■ Work required ■
Look through the material and tally each line bearing the word "JSON". Give only the total.

### Exercise data ###

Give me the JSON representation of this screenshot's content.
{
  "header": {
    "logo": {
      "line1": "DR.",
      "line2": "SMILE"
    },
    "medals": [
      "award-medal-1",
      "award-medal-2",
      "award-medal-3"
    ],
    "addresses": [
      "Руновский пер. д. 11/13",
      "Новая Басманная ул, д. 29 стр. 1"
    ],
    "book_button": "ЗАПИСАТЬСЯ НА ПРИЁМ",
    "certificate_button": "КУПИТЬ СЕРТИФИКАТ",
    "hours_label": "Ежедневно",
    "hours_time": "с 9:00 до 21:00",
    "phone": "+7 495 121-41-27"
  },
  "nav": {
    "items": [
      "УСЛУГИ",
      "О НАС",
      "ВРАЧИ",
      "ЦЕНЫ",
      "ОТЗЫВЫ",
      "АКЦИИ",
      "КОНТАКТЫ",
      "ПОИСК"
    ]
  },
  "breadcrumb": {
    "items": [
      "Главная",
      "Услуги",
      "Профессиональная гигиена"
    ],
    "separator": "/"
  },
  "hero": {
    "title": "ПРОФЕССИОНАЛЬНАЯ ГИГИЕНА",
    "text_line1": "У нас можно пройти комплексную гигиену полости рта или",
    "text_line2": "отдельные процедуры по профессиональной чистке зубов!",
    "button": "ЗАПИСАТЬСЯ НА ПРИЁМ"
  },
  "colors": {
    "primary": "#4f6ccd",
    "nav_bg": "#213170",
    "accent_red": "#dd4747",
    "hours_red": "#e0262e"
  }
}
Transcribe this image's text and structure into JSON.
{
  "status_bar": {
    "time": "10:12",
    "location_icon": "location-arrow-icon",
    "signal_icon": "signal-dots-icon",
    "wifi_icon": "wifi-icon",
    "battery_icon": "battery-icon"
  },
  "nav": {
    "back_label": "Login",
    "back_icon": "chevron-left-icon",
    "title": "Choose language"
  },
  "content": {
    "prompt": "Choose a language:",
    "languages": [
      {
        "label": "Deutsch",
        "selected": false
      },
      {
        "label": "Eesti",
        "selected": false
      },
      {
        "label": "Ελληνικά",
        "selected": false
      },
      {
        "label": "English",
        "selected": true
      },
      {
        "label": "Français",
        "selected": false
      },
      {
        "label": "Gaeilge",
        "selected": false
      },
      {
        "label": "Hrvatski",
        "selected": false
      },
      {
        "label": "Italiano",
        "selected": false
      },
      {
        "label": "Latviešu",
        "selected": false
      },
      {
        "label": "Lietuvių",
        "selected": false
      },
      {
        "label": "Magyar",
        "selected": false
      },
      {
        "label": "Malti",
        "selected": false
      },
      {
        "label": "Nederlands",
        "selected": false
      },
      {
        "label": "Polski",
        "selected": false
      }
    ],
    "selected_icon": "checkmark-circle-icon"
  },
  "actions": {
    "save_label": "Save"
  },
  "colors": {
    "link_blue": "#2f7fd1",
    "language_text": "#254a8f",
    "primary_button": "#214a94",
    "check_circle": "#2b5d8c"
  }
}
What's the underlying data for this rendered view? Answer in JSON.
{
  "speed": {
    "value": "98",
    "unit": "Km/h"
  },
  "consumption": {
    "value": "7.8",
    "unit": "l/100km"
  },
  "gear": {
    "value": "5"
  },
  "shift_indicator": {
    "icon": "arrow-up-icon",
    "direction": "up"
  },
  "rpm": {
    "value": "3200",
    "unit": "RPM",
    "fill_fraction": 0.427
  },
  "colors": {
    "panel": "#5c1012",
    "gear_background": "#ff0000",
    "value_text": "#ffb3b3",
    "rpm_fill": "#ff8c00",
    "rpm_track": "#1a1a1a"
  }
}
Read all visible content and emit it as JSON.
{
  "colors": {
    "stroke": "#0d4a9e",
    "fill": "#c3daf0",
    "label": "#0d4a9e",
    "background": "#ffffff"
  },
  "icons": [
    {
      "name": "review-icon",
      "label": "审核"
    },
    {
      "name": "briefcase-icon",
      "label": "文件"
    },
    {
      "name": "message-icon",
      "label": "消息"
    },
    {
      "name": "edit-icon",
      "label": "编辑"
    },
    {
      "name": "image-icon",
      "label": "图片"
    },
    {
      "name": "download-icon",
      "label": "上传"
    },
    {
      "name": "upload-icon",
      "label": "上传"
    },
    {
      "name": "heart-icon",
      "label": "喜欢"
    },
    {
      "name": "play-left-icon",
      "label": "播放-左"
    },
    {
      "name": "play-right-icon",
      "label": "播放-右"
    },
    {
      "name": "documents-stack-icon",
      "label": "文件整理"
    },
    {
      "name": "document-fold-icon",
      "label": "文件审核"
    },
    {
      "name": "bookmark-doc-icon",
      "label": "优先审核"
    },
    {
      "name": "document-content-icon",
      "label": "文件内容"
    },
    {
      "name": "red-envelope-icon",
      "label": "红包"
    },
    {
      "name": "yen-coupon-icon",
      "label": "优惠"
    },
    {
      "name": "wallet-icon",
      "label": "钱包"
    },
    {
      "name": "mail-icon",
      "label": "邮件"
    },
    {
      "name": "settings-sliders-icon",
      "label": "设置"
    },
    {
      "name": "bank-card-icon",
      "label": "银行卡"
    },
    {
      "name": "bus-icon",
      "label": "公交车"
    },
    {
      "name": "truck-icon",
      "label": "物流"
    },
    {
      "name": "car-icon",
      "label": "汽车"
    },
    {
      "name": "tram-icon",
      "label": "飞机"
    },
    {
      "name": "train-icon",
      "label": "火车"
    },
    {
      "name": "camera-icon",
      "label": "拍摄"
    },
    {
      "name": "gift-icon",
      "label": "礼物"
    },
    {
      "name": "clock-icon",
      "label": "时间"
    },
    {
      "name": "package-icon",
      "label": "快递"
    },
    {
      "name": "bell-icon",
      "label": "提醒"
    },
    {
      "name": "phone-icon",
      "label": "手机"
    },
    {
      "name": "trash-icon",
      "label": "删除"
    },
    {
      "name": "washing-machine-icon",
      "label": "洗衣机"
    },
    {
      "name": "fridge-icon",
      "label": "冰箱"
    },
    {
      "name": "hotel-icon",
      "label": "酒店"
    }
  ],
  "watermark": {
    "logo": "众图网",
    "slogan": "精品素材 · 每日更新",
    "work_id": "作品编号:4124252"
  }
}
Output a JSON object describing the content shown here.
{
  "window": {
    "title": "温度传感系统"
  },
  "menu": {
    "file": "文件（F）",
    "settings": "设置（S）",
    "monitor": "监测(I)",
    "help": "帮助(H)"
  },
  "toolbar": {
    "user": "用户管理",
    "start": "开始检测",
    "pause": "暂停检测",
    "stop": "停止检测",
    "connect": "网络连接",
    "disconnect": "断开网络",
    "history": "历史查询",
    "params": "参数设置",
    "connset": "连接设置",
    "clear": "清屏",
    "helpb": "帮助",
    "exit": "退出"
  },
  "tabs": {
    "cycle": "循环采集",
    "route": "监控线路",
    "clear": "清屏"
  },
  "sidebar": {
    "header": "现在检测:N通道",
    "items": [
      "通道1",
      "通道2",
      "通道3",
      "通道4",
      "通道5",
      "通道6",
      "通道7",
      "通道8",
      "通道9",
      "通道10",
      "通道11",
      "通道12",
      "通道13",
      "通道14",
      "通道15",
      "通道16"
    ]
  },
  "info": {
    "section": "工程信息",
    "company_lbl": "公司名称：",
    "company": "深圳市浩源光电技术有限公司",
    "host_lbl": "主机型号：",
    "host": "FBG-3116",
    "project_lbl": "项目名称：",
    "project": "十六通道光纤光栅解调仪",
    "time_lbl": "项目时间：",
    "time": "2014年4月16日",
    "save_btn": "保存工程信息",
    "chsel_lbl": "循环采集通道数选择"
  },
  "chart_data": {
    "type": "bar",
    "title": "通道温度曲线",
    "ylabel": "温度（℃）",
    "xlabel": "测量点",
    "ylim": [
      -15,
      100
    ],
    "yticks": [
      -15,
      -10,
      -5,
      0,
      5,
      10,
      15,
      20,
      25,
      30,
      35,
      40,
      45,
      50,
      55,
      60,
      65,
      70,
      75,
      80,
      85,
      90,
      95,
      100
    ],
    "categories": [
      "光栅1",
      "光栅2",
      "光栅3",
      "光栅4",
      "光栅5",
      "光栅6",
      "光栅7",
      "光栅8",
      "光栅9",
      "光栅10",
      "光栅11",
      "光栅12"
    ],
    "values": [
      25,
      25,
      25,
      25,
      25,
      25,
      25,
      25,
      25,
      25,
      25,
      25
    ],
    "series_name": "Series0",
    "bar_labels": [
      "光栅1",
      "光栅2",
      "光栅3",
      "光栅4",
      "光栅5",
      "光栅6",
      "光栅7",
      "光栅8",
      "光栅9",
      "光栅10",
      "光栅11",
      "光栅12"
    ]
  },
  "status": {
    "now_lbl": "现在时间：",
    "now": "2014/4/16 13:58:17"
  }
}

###

■ Solution to this exercise ■
5